Spoiler: After 26 years of manipulating elections, clamping down on opponents, abolishing media freedom, violating the constitution, Belarusians have had enough. Hundreds of thousands Belarusians protest against the regime’s brutal violence and torture of peaceful demonstrators. Will Belarusians gain their freedom, or will Lukashenka survive with the help of his “friend” Putin?
As was shown in the previous post, Lukashenka has manipulated all elections since he came to power. In principal all elections since 1994 have been manipulated in different ways by Lukashenka. Here are OSCE’s conclusions:
There have been demonstrations before, but Lukashenka has tried the patience of Belarusians too much. His claim of an 80% vote in his favour was ludicrous. And people went to the streets in at least hundreds of thousands all over Belarus.
Source: Someone’s twitter account. Apologies for stealing it but I can’t remember who owns the account.
The response from the regime was brutal. Illegal arrests and detainments in overcrowded cells where people were savagely attacked by the riot police. The brutality has been testified by many for instance here, here, here, and here.
And human rights organisations all over the world have been documented this. Here are a few: Human rights watch, Reporters without borders, Civil rights defenders, Belarusian human rights organisations, and Amnesty International.
All this evidence and all these testimonies boil down to one thing. Lukashenka doesn’t give a rat’s arse about human rights. He doesn’t want his people to enjoy freedom of speech, freedom of the media, freedom of assembly, freedom of religion. The whole state machinery is designed to prevent people from exercising their fundamental rights. The police forces, the judiciary, the media are his prolonged arms needed to control the people.
Beating up demonstrators and representatives of the opposition is an old Lukashenka tradition.
But enough is enough. Workers in factories all over Belarus have gone on strike.
Source: The Moscow Times
And the State Television on Monday only played music and displayed empty studios. Like Ceausescu, he ordered demonstrations in his favour but that didn’t help much.
The low turnout of loyal demonstrators and booing at workplaces made him desperate. And that shows up in his rambling about Latvian and Lithuanian governments plotting to overthrow him and bring misery over the Belarusian people. And that is true if you like him believe that human rights bring nothing but misery. The Baltic countries also belonged to the evil empire aka Soviet Union. When they became free, the people in these countries expressed a clear will to join the EU, knowing that in order to become members in the EU, the governments had to implement reforms that guaranteed them the same civil rights as the incumbent members of the EU.
Countries which uphold these rights are liberal democracies, where individuals and minorities are protected against the state.
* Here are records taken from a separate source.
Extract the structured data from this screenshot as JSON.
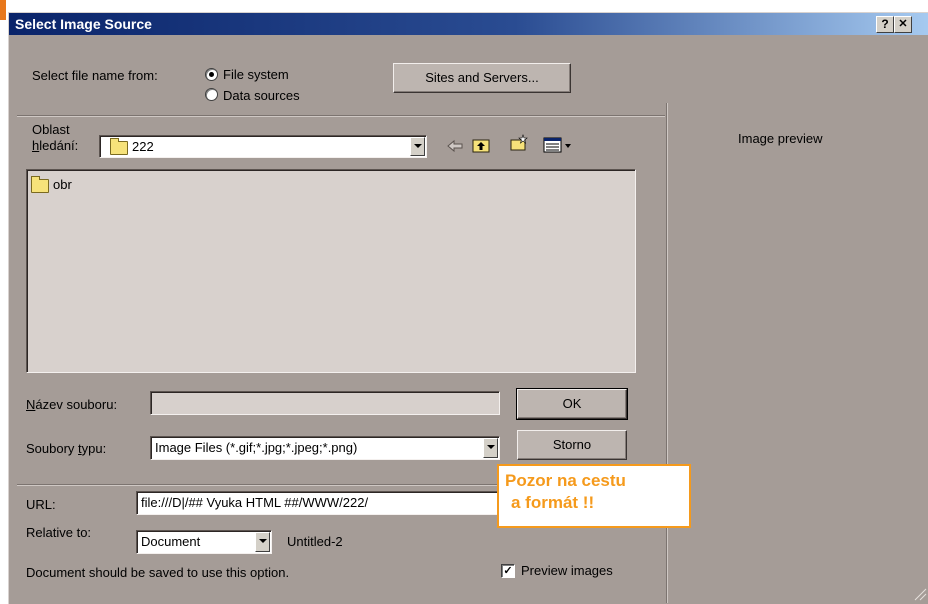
{
  "dialog": {
    "title": "Select Image Source",
    "help_label": "?",
    "close_label": "✕"
  },
  "source": {
    "label": "Select file name from:",
    "options": [
      "File system",
      "Data sources"
    ],
    "selected": "File system",
    "sites_button": "Sites and Servers..."
  },
  "browser": {
    "look_in_label_1": "Oblast",
    "look_in_label_2": "hledání:",
    "current_folder": "222",
    "toolbar_icons": [
      "back-arrow-icon",
      "up-folder-icon",
      "new-folder-icon",
      "view-menu-icon"
    ],
    "items": [
      {
        "name": "obr",
        "type": "folder"
      }
    ]
  },
  "file": {
    "name_label": "Název souboru:",
    "name_value": "",
    "type_label": "Soubory typu:",
    "type_value": "Image Files (*.gif;*.jpg;*.jpeg;*.png)",
    "ok_button": "OK",
    "cancel_button": "Storno"
  },
  "url": {
    "label": "URL:",
    "value": "file:///D|/## Vyuka HTML ##/WWW/222/",
    "relative_label": "Relative to:",
    "relative_value": "Document",
    "document_name": "Untitled-2",
    "save_note": "Document should be saved to use this option."
  },
  "preview": {
    "label": "Image preview",
    "checkbox_label": "Preview images",
    "checked": true
  },
  "annotation": {
    "line1": "Pozor na cestu",
    "line2": "a formát !!"
  },
  "colors": {
    "dialog_bg": "#a59c97",
    "titlebar": "#0a246a",
    "annotation": "#f59a1c"
  }
}
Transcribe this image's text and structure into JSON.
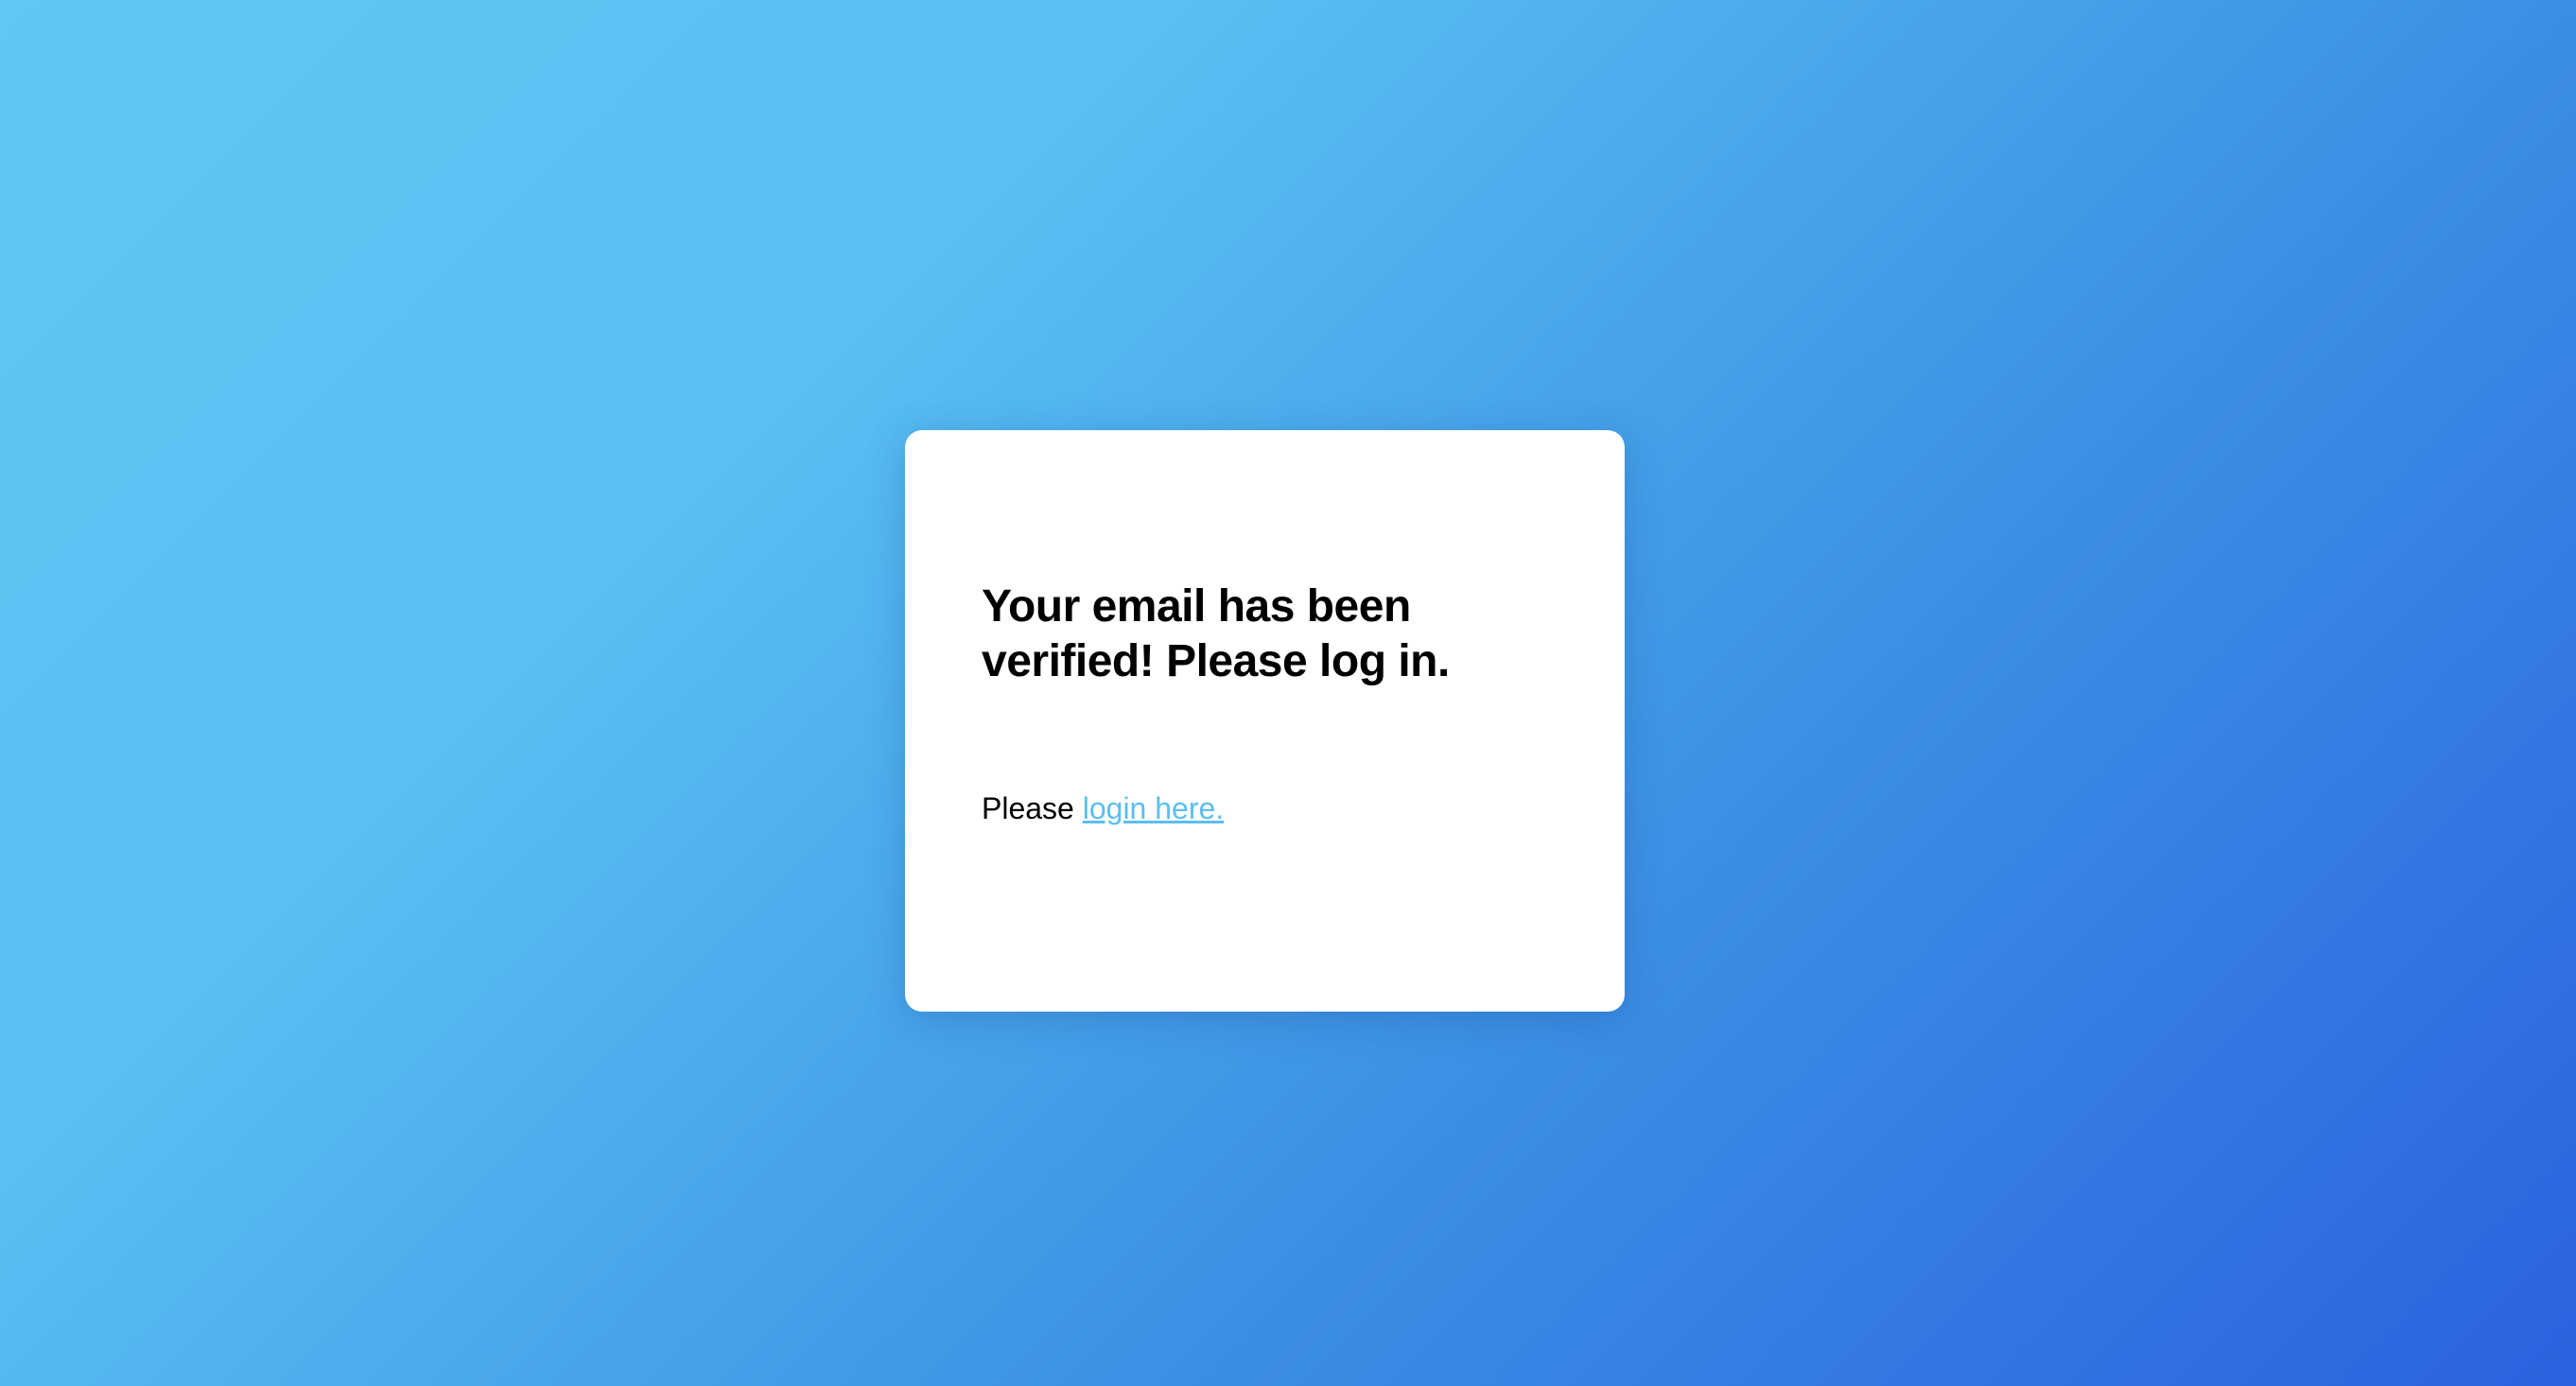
{
  "card": {
    "title": "Your email has been verified! Please log in.",
    "message_prefix": "Please",
    "login_link": "login here."
  },
  "colors": {
    "link": "#5bbef2",
    "gradient_start": "#5ec7f4",
    "gradient_end": "#2a62df"
  }
}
In such countries, the executives face constraints, checks and balances, independent judiciaries, free press and strong rule of law, and which has become obvious in Belarus, free and fair elections.
The Baltic people now enjoy these rights (and more prosperity), which is shown in this post. The Estonians, Latvians and Lithuanians can change governments by free and fair elections, hold politicians and bureacrats accountable through the judiciary which is characterised by Rule of Law and expose corrupt behaviour and wrongdoings thanks to a free press. That is why Lukashenka hates the Baltics and turns to Putin for help. As I showed in this post, Putin has since he came to power done everything to eliminate anything resembling to the rights in a liberal democracy. c.f. Figure 1.
Figure 1. Liberal democracy in the Baltics. Autocracy in Belarus and Russia.
Source: Varieties of Democracy Project. https://www.v-dem.net/en/. Note: The indicator shows the extent to which the ideal of liberal democracy is achieved. The liberal principle of democracy emphasizes the importance of protecting individual and minority rights against the tyranny of the state and the tyranny of the majority. The liberal model takes a ~negative~ view of political power insofar as it judges the quality of democracy by the limits placed on government. This is achieved by constitutionally protected civil liberties, strong rule of law, an independent judiciary, and effective checks and balances that, together, limit the exercise of executive power. To make this a measure of liberal democracy, the index also takes the level of electoral democracy into account.
Lukashenka’s and Putin’s impacts on civil rights are obvious in the graph. Lukashenka came to power in 1994 and Putin six years after.
What will happen now? The masses of demonstrators make it difficult to use force. Many members of the police forces and military have friends and relatives which demonstrate. But there are other things to worry about. Belarus and Russia have a close security and military cooperation. They also have strong economic ties. Russia has subsidised Belarusian imports of oil for many years. The proposed union between the two countries have been postponed by a reluctant Lukashenka. But now he has asked Putin for help. Following telephone conversations between Lukashenka and Putin about military assistance if necessary, Russian troops are on their way to Belarus. It remains to be seen if these reports are true. Lukashenka has also been rambling about NATO troops close to the Belarusian border. For the sake of the brave and peaceful Belarusians, I hope these reports are wrong.